Maybe I had seen or heard the first wave of tremors which would signal my father’s diagnosis with Parkinson’s Disease.
Maybe the plow guy, or even his truck, had at some level reminded me of some distant defendant I had observed in a criminal case. Maybe I’d once read something detailing crime statistics involving men with red pick-up trucks.
Ultimately I think experience is more trustworthy than intuition. (They don’t call me my office’s “institutional memory” for nothing.) Of course, a devastating run of life experiences can also be at war with hope. But I shall try to surrender to neither foreboding intuition nor scarring experience.
Yesterday I was with a dear friend who, with some trepidation, gently asked me if I knew my ring–the one Jim gave me 23 years ago and I have never taken off–was missing its center stone, a bright cobalt sapphire the identical shade of the silk dress I wore on our first date as teenagers.
I took off the ring, its center starkly bereft of its ballast, to make sure the surrounding stones would not escape as well. Almost immediately I felt the ring’s absence. A subtle divet circled the base of my ring finger.

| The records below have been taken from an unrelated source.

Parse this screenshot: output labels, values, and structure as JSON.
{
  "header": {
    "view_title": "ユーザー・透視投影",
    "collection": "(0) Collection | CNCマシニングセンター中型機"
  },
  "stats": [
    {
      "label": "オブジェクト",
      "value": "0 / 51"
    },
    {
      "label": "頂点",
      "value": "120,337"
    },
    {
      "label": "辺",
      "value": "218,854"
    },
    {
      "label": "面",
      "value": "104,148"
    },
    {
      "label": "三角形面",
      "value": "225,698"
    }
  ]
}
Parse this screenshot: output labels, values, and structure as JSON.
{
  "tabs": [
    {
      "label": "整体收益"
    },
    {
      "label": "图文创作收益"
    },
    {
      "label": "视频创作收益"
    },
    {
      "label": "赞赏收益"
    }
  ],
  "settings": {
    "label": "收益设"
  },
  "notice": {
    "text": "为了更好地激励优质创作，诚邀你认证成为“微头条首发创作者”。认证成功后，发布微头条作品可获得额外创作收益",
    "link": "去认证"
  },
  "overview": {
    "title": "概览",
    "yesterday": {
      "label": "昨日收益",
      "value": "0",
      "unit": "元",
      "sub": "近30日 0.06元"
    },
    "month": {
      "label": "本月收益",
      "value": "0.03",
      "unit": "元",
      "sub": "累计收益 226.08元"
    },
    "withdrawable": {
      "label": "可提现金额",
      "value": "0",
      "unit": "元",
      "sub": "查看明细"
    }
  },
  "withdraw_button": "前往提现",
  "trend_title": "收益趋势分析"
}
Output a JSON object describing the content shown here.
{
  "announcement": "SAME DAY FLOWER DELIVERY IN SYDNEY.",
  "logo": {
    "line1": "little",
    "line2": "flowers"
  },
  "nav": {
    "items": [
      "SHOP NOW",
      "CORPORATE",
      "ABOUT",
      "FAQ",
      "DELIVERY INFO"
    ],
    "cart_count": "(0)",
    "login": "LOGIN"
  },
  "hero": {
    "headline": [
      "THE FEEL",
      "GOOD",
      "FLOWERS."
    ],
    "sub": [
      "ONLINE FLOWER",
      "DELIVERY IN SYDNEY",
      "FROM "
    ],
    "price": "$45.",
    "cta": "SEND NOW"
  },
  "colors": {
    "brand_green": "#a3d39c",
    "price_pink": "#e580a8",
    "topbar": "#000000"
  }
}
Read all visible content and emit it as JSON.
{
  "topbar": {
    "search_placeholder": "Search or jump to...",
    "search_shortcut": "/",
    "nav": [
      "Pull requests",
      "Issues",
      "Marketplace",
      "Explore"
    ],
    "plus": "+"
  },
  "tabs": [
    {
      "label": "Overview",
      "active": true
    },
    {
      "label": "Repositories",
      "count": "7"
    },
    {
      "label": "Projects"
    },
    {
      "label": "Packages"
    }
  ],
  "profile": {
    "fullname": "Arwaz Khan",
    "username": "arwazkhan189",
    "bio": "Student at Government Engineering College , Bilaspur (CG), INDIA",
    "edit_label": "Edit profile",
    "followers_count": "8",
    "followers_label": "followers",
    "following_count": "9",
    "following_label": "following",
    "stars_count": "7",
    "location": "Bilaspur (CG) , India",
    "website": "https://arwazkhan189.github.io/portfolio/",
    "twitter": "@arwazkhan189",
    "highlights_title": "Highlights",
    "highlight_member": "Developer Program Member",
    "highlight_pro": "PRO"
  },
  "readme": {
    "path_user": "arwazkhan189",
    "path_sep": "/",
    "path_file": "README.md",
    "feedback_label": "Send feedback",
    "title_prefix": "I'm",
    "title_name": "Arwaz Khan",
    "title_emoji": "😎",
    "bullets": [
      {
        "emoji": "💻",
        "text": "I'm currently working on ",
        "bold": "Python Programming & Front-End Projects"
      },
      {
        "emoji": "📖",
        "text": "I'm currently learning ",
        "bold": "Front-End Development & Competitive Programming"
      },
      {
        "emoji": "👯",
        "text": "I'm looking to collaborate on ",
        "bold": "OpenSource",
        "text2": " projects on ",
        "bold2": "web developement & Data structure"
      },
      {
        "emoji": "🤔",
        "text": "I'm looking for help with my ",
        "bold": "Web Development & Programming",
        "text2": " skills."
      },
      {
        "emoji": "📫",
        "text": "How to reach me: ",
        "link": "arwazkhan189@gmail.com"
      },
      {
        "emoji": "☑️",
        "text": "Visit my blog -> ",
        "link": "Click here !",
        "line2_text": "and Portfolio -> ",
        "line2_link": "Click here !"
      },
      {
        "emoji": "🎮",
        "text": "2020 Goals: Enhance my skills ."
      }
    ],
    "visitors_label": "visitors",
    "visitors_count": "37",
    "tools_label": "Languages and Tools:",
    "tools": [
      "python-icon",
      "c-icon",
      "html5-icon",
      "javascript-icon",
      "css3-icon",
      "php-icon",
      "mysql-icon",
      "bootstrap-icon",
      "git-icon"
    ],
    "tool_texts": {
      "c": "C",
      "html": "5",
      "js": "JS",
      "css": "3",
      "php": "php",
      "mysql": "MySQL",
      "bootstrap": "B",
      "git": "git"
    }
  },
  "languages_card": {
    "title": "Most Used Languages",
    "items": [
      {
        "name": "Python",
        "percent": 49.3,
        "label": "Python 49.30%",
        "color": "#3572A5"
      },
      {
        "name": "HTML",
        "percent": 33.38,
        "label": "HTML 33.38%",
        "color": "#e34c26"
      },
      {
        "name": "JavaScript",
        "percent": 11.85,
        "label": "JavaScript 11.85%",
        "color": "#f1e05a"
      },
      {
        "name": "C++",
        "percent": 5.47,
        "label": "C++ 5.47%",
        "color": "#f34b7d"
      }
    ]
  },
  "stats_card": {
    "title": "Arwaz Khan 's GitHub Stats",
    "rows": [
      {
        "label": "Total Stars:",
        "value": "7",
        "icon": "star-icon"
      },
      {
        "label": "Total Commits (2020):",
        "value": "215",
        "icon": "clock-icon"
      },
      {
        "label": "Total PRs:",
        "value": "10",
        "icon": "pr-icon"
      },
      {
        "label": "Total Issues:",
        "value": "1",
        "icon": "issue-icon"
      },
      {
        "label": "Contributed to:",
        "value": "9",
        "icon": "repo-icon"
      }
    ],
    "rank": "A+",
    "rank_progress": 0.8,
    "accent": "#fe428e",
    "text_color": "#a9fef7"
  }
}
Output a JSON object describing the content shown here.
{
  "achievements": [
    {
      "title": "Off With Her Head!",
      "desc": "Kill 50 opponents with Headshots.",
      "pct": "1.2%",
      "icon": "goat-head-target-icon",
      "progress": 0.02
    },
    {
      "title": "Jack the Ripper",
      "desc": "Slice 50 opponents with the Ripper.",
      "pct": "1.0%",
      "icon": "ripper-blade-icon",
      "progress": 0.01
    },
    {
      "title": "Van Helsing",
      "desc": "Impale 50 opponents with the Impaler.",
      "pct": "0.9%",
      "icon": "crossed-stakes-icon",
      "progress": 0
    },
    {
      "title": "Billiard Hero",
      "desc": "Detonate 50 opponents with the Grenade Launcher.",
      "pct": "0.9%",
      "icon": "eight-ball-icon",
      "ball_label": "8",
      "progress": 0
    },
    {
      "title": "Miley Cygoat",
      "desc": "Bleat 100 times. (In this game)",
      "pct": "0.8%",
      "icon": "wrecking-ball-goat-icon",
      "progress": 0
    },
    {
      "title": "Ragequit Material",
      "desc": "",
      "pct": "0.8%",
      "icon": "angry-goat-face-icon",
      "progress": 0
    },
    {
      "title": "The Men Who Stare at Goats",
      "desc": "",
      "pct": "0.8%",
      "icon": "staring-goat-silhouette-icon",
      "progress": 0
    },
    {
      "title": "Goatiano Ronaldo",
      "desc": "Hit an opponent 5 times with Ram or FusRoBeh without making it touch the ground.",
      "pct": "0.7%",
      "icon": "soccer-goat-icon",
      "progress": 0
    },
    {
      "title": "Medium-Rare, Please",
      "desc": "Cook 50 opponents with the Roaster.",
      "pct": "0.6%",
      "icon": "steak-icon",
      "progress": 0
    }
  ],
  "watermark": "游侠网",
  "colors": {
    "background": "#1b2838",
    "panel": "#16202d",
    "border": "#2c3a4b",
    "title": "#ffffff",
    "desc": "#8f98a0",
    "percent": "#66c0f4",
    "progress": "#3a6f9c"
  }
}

After nearly two hours retracing steps and grid-searching waterfront docks and brick sidewalks, heart lifting and then falling at each of hundreds of pebble kernels glittering in the parboiling sun, my friend Judy found a lucky penny in the street. She held it aloft toward the sun, cast her eyes upward, and asked Jim for a little help.
I gave up hope of finding the sapphire soon thereafter.
And then, within minutes, I lifted from the ground a brilliant fragment of beveled blue, its underside clouded by a dusky silver-gray sheen from 23 years’ inattention to the thin gold prongs which held it in place until it was time to catch my attention by letting go.